WHAT IS REQUIRED
Output the full listing below exactly, without the pictures.

MATERIALS PROVIDED
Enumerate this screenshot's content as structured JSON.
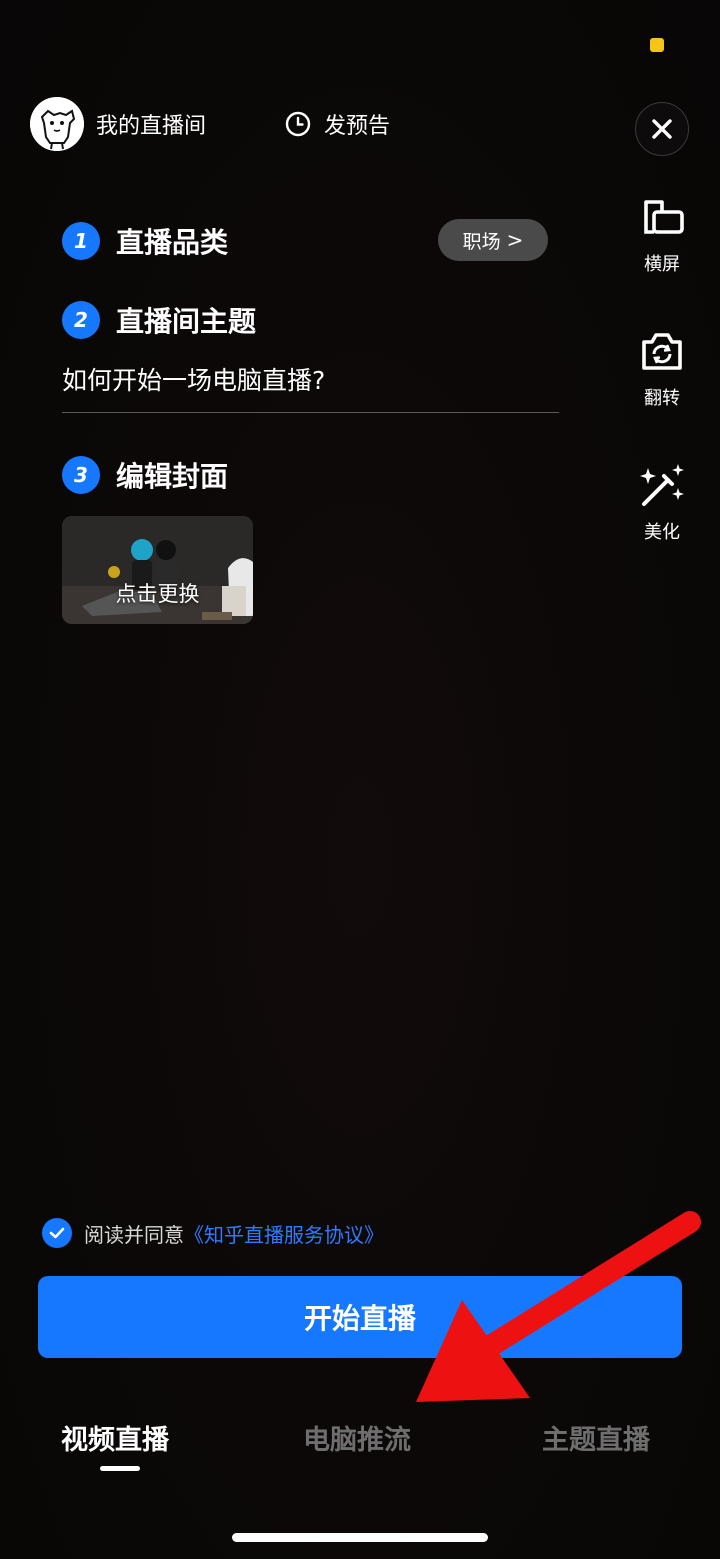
{
  "header": {
    "room_name": "我的直播间",
    "preview_label": "发预告"
  },
  "tools": [
    {
      "label": "横屏",
      "icon": "landscape-icon"
    },
    {
      "label": "翻转",
      "icon": "flip-camera-icon"
    },
    {
      "label": "美化",
      "icon": "beautify-wand-icon"
    }
  ],
  "steps": {
    "one": {
      "num": "1",
      "title": "直播品类"
    },
    "two": {
      "num": "2",
      "title": "直播间主题"
    },
    "three": {
      "num": "3",
      "title": "编辑封面"
    }
  },
  "category": {
    "value": "职场",
    "chevron": ">"
  },
  "topic": {
    "value": "如何开始一场电脑直播?"
  },
  "cover": {
    "label": "点击更换"
  },
  "agreement": {
    "text": "阅读并同意",
    "link": "《知乎直播服务协议》",
    "checked": true
  },
  "start_button": {
    "label": "开始直播"
  },
  "tabs": [
    {
      "label": "视频直播",
      "active": true
    },
    {
      "label": "电脑推流",
      "active": false
    },
    {
      "label": "主题直播",
      "active": false
    }
  ],
  "colors": {
    "accent": "#1677ff",
    "status_dot": "#f5c518",
    "annotation_arrow": "#ee1111"
  }
}
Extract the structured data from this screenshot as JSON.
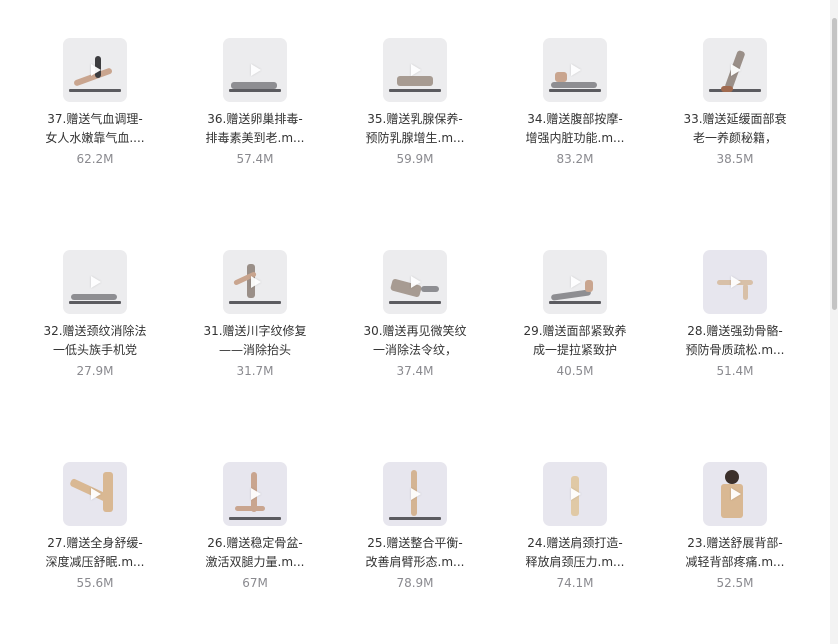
{
  "files": [
    {
      "line1": "37.赠送气血调理-",
      "line2": "女人水嫩靠气血....",
      "size": "62.2M"
    },
    {
      "line1": "36.赠送卵巢排毒-",
      "line2": "排毒素美到老.m...",
      "size": "57.4M"
    },
    {
      "line1": "35.赠送乳腺保养-",
      "line2": "预防乳腺增生.m...",
      "size": "59.9M"
    },
    {
      "line1": "34.赠送腹部按摩-",
      "line2": "增强内脏功能.m...",
      "size": "83.2M"
    },
    {
      "line1": "33.赠送延缓面部衰",
      "line2": "老一养颜秘籍，",
      "size": "38.5M"
    },
    {
      "line1": "32.赠送颈纹消除法",
      "line2": "一低头族手机党",
      "size": "27.9M"
    },
    {
      "line1": "31.赠送川字纹修复",
      "line2": "——消除抬头",
      "size": "31.7M"
    },
    {
      "line1": "30.赠送再见微笑纹",
      "line2": "一消除法令纹，",
      "size": "37.4M"
    },
    {
      "line1": "29.赠送面部紧致养",
      "line2": "成一提拉紧致护",
      "size": "40.5M"
    },
    {
      "line1": "28.赠送强劲骨骼-",
      "line2": "预防骨质疏松.m...",
      "size": "51.4M"
    },
    {
      "line1": "27.赠送全身舒缓-",
      "line2": "深度减压舒眠.m...",
      "size": "55.6M"
    },
    {
      "line1": "26.赠送稳定骨盆-",
      "line2": "激活双腿力量.m...",
      "size": "67M"
    },
    {
      "line1": "25.赠送整合平衡-",
      "line2": "改善肩臂形态.m...",
      "size": "78.9M"
    },
    {
      "line1": "24.赠送肩颈打造-",
      "line2": "释放肩颈压力.m...",
      "size": "74.1M"
    },
    {
      "line1": "23.赠送舒展背部-",
      "line2": "减轻背部疼痛.m...",
      "size": "52.5M"
    }
  ],
  "icons": {
    "thumbnail_overlay": "play-icon"
  }
}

RESPONSE AREA
Enumerate this screenshot's content as structured JSON.
{
  "header": {
    "room_name": "我的直播间",
    "preview_label": "发预告"
  },
  "tools": [
    {
      "label": "横屏",
      "icon": "landscape-icon"
    },
    {
      "label": "翻转",
      "icon": "flip-camera-icon"
    },
    {
      "label": "美化",
      "icon": "beautify-wand-icon"
    }
  ],
  "steps": {
    "one": {
      "num": "1",
      "title": "直播品类"
    },
    "two": {
      "num": "2",
      "title": "直播间主题"
    },
    "three": {
      "num": "3",
      "title": "编辑封面"
    }
  },
  "category": {
    "value": "职场",
    "chevron": ">"
  },
  "topic": {
    "value": "如何开始一场电脑直播?"
  },
  "cover": {
    "label": "点击更换"
  },
  "agreement": {
    "text": "阅读并同意",
    "link": "《知乎直播服务协议》",
    "checked": true
  },
  "start_button": {
    "label": "开始直播"
  },
  "tabs": [
    {
      "label": "视频直播",
      "active": true
    },
    {
      "label": "电脑推流",
      "active": false
    },
    {
      "label": "主题直播",
      "active": false
    }
  ],
  "colors": {
    "accent": "#1677ff",
    "status_dot": "#f5c518",
    "annotation_arrow": "#ee1111"
  }
}
Extract the structured data from this screenshot as JSON.
{
  "files": [
    {
      "line1": "37.赠送气血调理-",
      "line2": "女人水嫩靠气血....",
      "size": "62.2M"
    },
    {
      "line1": "36.赠送卵巢排毒-",
      "line2": "排毒素美到老.m...",
      "size": "57.4M"
    },
    {
      "line1": "35.赠送乳腺保养-",
      "line2": "预防乳腺增生.m...",
      "size": "59.9M"
    },
    {
      "line1": "34.赠送腹部按摩-",
      "line2": "增强内脏功能.m...",
      "size": "83.2M"
    },
    {
      "line1": "33.赠送延缓面部衰",
      "line2": "老一养颜秘籍，",
      "size": "38.5M"
    },
    {
      "line1": "32.赠送颈纹消除法",
      "line2": "一低头族手机党",
      "size": "27.9M"
    },
    {
      "line1": "31.赠送川字纹修复",
      "line2": "——消除抬头",
      "size": "31.7M"
    },
    {
      "line1": "30.赠送再见微笑纹",
      "line2": "一消除法令纹，",
      "size": "37.4M"
    },
    {
      "line1": "29.赠送面部紧致养",
      "line2": "成一提拉紧致护",
      "size": "40.5M"
    },
    {
      "line1": "28.赠送强劲骨骼-",
      "line2": "预防骨质疏松.m...",
      "size": "51.4M"
    },
    {
      "line1": "27.赠送全身舒缓-",
      "line2": "深度减压舒眠.m...",
      "size": "55.6M"
    },
    {
      "line1": "26.赠送稳定骨盆-",
      "line2": "激活双腿力量.m...",
      "size": "67M"
    },
    {
      "line1": "25.赠送整合平衡-",
      "line2": "改善肩臂形态.m...",
      "size": "78.9M"
    },
    {
      "line1": "24.赠送肩颈打造-",
      "line2": "释放肩颈压力.m...",
      "size": "74.1M"
    },
    {
      "line1": "23.赠送舒展背部-",
      "line2": "减轻背部疼痛.m...",
      "size": "52.5M"
    }
  ],
  "icons": {
    "thumbnail_overlay": "play-icon"
  }
}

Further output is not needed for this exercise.